# Exercise:
Below are some entries. Copy each line that holds the string "selected".
----------
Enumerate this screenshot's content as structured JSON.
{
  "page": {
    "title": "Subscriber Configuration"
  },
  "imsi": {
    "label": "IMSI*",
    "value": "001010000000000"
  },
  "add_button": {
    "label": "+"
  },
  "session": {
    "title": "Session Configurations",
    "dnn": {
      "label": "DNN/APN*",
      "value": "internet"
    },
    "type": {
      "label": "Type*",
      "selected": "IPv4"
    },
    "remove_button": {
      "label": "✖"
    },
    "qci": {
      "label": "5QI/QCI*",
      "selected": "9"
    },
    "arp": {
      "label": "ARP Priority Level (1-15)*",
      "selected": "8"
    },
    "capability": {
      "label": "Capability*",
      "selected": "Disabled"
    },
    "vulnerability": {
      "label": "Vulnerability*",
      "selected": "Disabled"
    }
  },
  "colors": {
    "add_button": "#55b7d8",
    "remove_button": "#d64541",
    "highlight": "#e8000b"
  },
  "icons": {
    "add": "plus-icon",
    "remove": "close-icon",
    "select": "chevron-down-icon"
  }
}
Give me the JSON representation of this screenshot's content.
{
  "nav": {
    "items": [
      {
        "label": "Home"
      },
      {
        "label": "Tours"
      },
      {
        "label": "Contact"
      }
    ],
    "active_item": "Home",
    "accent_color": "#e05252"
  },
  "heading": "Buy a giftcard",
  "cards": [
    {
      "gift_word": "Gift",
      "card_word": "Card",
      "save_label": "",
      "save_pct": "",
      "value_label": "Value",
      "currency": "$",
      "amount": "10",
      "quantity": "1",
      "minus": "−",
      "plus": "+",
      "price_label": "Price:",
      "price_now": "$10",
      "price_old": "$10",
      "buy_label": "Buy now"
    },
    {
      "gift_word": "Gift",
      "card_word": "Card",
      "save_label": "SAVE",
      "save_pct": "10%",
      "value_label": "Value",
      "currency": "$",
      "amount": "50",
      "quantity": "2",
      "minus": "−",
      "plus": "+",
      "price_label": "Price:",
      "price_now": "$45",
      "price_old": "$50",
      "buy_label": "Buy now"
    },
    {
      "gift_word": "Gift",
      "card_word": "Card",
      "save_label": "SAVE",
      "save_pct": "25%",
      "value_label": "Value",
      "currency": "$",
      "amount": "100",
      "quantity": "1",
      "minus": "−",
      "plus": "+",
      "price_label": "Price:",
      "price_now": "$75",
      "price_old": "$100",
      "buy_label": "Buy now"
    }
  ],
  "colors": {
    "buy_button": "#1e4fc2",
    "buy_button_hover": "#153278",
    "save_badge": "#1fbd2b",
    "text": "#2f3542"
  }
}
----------
# Solution for this problem:
      "selected": "IPv4"
      "selected": "9"
      "selected": "8"
      "selected": "Disabled"
      "selected": "Disabled"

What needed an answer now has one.